Other problems beyond the control of those responsible for safeguarding the nuclear arsenals were equally concerning in that fear-drenched time. For example, Capt. Lee Trolan, commander of the 501st Army Artillery Detachment, who helped secure nuclear missiles in West Germany’s Fulda Gap, nursed legitimate fears that a left-wing, anti-imperialist terrorist organization would attempt to invade his facility and sabotage his nukes. Ambinder reports how “Trolan’s site was regularly bombarded with phoned-in bomb threats.” Trolan took the threats so seriously that he found them “scary.”

The technology was imperfect and prone to failure. Once, Soviet satellites indicated that an intercontinental ballistic missile launched from the United States was heading toward the Soviet Union. But the satellites had merely picked up on “reflections from high clouds passing over F.E. Warren Air Force Base in Wyoming.” Even though war had been averted, it was a near thing.

“The Brink” is not all a bleak narrative about the war that almost came to be in that terror-tinged year. Ambinder also explains how the war scare became a seedbed for the unwinding of Cold War tensions and communism’s collapse by decade’s end. “The politicians, strategic thinkers, generals, and intelligence professionals who made hard choices in the early 1980s deserve to be ranked in the upper echelons of historic achievement,” he asserts. “They helped win the Cold War. They deserve credit for that.” In his judgment, as tensions peaked, Reagan started to empathize with the Soviet leadership, recognizing how much they feared him. He let them know that he was not going to launch a first strike and that he was serious about diplomatic negotiations. He dialed down the rhetoric and evolved during his time in the Oval Office. After the close calls of his early White House tenure, Reagan “began to try to understand the world through the minds of the Soviet leaders.”

This “Reagan-centric” view of how the Cold War ended is part of a growing trend in scholarship. But it tends to shortchange Mikhail Gorbachev’s arguably more influential role in winding down the Cold War, as well as decades-long developments — such as the lure of Western capitalism and the appeal of Western materialism, as historian Stephen Kotkin has argued — in explaining the decline of the Soviet-U.S. standoff. Nonetheless, Ambinder shows Reagan and his team moving deliberately and thoughtfully to ease tensions in the wake of the war scare, contributing to our understanding of Reagan’s role in this milestone.
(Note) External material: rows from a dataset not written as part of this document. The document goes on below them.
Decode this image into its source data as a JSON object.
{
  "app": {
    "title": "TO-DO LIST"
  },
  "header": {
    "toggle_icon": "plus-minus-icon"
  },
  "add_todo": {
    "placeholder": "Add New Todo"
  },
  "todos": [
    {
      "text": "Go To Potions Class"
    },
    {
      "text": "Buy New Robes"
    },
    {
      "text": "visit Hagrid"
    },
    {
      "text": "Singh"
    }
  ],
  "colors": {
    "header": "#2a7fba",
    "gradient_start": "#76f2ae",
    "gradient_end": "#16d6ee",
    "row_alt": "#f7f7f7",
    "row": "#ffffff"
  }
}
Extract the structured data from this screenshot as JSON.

At times, “The Brink” moves so quickly from scene to scene and involves so many characters, plotlines and acronyms (SIOP, RYAN, NMCC) that the arc of the story can be hard to track; the themes of the book get obscured in the whipsaw-like narration. Ultimately, however, “The Brink” conveys not just the causes of the 1983 war scare but also how control of nuclear weaponry is inherently a flawed human undertaking. In spite of safeguards and plans put in place by the world’s most advanced militaries, political leaders had far less control over the use of such weapons in 1983 than anybody cared to admit publicly. And even though the collapse of communism reduced the threat of nuclear war between the superpowers, the continued existence of nuclear weapons remains a major threat to the human race in the 21st century — a point Ambinder drives home in his haunting study.

The Brink
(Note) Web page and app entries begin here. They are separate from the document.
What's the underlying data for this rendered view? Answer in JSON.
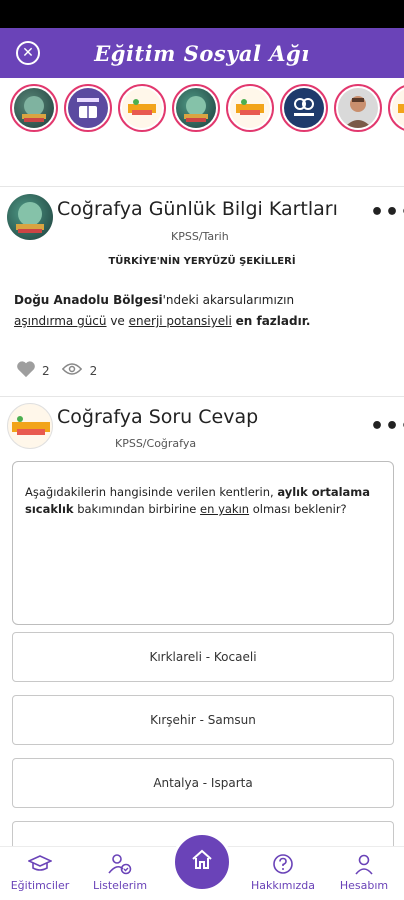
{
  "app": {
    "title": "Eğitim Sosyal Ağı",
    "close_icon": "close-circle-icon",
    "primary_color": "#6a43b8",
    "story_ring_color": "#e2386e"
  },
  "stories": [
    {
      "name": "story-1",
      "icon": "globe-books-icon"
    },
    {
      "name": "story-2",
      "icon": "book-badge-icon"
    },
    {
      "name": "story-3",
      "icon": "banner-logo-icon"
    },
    {
      "name": "story-4",
      "icon": "globe-books-icon"
    },
    {
      "name": "story-5",
      "icon": "banner-logo-icon"
    },
    {
      "name": "story-6",
      "icon": "kpss-logo-icon"
    },
    {
      "name": "story-7",
      "icon": "person-photo-icon"
    },
    {
      "name": "story-8",
      "icon": "banner-logo-icon"
    }
  ],
  "posts": [
    {
      "title": "Coğrafya Günlük  Bilgi Kartları",
      "category": "KPSS/Tarih",
      "heading": "TÜRKİYE'NİN YERYÜZÜ ŞEKİLLERİ",
      "body_bold_1": "Doğu Anadolu Bölgesi",
      "body_text_1": "'ndeki akarsularımızın",
      "body_underline_1": "aşındırma gücü",
      "body_text_2": " ve ",
      "body_underline_2": "enerji potansiyeli",
      "body_text_3": " ",
      "body_bold_2": "en fazladır.",
      "likes": "2",
      "views": "2"
    },
    {
      "title": "Coğrafya Soru Cevap",
      "category": "KPSS/Coğrafya",
      "question_1": "Aşağıdakilerin hangisinde verilen kentlerin, ",
      "question_bold": "aylık ortalama sıcaklık",
      "question_2": " bakımından birbirine ",
      "question_underline": "en yakın",
      "question_3": " olması beklenir?",
      "options": [
        "Kırklareli - Kocaeli",
        "Kırşehir - Samsun",
        "Antalya - Isparta"
      ]
    }
  ],
  "bottom_nav": {
    "items": [
      {
        "label": "Eğitimciler",
        "icon": "graduation-cap-icon"
      },
      {
        "label": "Listelerim",
        "icon": "users-check-icon"
      },
      {
        "label": "Hakkımızda",
        "icon": "question-circle-icon"
      },
      {
        "label": "Hesabım",
        "icon": "person-icon"
      }
    ],
    "home_icon": "home-icon"
  }
}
President Reagan and the Nuclear War Scare
of 1983

By Marc Ambinder

Simon & Schuster.

364 pp. $27